|Cooperative Classification||G06Q30/02, G06F17/30672, G06F17/3064|
|European Classification||G06Q30/02, G06F17/30T2P2X, G06F17/30T2F1|
|Jul 13, 2007||AS||Assignment|
Owner name: CHACHA SEARCH, INC., INDIANA
Free format text: ASSIGNMENT OF ASSIGNORS INTEREST;ASSIGNORS:JONES, SCOTT A.;COOPER, THOMAS E.;REEL/FRAME:019555/0842;SIGNING DATES FROM 20070626 TO 20070628
Owner name: CHACHA SEARCH, INC., INDIANA

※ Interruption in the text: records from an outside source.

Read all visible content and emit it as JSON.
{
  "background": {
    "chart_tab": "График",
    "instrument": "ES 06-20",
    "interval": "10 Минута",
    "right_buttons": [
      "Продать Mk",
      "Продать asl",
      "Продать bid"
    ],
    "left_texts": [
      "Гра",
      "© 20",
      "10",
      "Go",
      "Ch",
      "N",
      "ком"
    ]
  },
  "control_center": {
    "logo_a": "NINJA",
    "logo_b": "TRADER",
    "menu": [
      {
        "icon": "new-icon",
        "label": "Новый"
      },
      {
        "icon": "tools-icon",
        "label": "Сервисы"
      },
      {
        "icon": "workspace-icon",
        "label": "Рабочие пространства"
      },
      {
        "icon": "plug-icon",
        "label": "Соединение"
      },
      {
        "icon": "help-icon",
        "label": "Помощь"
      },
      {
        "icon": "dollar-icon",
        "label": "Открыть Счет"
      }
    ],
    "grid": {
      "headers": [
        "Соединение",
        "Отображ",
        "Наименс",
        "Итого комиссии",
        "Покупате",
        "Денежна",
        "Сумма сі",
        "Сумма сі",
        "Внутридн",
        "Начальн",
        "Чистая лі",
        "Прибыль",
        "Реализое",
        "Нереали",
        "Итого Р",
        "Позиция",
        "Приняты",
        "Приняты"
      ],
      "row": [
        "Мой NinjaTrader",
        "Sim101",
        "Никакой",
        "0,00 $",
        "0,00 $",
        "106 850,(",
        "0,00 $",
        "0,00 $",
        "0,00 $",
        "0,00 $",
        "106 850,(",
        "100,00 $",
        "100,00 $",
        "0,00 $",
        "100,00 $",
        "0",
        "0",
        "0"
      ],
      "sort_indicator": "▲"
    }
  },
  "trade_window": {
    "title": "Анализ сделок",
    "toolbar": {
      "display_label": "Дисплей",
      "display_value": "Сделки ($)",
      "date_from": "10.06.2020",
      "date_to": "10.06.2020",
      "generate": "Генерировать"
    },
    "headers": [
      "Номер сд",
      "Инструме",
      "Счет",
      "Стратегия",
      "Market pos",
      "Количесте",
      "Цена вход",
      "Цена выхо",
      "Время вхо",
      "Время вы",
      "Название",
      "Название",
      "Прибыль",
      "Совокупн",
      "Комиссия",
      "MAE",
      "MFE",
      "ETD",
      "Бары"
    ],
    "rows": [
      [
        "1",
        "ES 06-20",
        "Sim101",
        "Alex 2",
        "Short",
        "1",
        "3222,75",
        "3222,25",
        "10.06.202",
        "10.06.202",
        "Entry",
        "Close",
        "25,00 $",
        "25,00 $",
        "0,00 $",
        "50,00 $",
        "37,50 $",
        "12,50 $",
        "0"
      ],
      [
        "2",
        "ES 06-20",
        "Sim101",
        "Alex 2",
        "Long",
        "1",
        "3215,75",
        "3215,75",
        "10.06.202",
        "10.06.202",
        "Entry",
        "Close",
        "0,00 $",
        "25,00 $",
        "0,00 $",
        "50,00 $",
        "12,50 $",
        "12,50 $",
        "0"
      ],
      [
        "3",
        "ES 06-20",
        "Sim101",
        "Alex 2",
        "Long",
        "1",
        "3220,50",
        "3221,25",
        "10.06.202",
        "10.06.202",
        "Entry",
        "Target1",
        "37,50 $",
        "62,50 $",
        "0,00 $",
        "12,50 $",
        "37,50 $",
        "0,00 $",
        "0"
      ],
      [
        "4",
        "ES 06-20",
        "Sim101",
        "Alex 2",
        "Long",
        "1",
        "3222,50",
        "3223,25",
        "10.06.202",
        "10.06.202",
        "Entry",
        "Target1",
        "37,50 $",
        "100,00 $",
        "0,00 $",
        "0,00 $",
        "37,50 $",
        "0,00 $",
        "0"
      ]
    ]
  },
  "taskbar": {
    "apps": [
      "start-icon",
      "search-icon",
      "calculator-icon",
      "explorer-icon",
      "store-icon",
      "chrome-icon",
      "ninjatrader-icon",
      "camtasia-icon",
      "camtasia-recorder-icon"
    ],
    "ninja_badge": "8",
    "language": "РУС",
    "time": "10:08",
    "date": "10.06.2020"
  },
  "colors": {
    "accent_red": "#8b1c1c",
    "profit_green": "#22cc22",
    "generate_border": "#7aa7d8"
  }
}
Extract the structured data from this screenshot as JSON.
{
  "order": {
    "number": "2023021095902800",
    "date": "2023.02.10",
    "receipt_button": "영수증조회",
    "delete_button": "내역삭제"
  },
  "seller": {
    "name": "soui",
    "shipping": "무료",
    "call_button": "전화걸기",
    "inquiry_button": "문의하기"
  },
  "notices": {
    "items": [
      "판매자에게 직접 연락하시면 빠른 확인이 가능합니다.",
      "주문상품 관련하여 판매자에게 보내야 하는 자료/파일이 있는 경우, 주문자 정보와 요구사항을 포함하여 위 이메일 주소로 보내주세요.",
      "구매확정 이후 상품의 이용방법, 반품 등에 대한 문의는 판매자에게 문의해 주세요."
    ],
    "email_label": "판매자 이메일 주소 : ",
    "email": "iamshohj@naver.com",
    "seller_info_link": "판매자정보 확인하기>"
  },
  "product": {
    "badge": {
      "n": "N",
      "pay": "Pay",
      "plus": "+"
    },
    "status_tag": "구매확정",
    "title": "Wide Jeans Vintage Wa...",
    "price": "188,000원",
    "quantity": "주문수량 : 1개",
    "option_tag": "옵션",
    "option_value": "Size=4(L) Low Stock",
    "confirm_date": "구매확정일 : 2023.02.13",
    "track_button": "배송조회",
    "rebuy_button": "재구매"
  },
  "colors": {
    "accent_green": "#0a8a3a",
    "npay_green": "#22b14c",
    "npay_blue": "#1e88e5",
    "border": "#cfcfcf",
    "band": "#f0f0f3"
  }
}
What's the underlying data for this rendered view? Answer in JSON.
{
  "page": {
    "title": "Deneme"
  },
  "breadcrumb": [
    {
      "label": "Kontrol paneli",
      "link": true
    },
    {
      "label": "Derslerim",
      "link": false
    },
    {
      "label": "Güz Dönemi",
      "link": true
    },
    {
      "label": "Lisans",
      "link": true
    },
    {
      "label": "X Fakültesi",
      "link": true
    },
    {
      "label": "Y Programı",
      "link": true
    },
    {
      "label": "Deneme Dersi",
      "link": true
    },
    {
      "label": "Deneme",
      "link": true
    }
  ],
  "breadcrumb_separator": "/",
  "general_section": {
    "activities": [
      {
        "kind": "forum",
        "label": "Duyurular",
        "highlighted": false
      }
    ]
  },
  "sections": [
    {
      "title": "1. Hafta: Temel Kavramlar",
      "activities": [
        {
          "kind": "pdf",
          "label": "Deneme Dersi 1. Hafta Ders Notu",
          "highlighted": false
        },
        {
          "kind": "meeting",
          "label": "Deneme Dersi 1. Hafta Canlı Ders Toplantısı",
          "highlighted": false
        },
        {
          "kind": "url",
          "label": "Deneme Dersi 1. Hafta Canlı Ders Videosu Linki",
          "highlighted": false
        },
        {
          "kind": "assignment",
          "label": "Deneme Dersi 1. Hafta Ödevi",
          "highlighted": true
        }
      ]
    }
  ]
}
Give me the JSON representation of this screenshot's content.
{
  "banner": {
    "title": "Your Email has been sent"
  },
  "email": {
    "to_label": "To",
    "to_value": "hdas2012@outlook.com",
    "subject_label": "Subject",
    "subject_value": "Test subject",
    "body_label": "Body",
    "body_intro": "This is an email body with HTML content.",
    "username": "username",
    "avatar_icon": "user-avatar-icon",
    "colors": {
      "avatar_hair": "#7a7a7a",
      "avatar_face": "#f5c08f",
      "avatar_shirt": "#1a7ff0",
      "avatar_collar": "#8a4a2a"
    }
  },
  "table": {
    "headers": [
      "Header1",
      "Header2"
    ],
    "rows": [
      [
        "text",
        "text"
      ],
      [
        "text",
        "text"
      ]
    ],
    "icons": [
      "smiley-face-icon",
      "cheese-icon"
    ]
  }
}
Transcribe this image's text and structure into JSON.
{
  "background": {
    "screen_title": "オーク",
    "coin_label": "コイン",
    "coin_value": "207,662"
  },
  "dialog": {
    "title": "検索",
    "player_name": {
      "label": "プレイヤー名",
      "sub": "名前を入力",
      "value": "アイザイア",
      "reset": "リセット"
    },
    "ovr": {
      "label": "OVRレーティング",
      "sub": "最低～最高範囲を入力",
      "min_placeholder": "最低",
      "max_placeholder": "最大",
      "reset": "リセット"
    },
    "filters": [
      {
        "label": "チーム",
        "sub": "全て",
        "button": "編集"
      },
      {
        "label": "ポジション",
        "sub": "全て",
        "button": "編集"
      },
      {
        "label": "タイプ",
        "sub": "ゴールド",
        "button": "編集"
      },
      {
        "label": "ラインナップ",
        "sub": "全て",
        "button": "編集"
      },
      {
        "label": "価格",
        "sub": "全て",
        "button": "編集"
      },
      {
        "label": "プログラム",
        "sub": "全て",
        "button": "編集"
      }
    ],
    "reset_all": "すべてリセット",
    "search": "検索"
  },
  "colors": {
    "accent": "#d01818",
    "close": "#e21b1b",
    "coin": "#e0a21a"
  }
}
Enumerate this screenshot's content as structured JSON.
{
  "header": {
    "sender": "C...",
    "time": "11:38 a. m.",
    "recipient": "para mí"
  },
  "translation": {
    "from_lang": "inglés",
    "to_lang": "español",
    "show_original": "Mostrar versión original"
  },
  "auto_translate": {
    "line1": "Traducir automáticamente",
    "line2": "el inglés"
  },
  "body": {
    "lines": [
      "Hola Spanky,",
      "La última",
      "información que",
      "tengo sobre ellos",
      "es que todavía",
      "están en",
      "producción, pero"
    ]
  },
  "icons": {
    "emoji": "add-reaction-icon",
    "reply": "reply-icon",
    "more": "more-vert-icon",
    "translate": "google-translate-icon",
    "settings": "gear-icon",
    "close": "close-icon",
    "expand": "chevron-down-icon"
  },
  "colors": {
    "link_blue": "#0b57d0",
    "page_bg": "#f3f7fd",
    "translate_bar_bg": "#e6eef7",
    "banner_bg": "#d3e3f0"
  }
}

Free format text: ASSIGNMENT OF ASSIGNORS INTEREST;ASSIGNORS:JONES, SCOTT A.;COOPER, THOMAS E.;SIGNING DATES FROM 20070626 TO 20070628;REEL/FRAME:019555/0842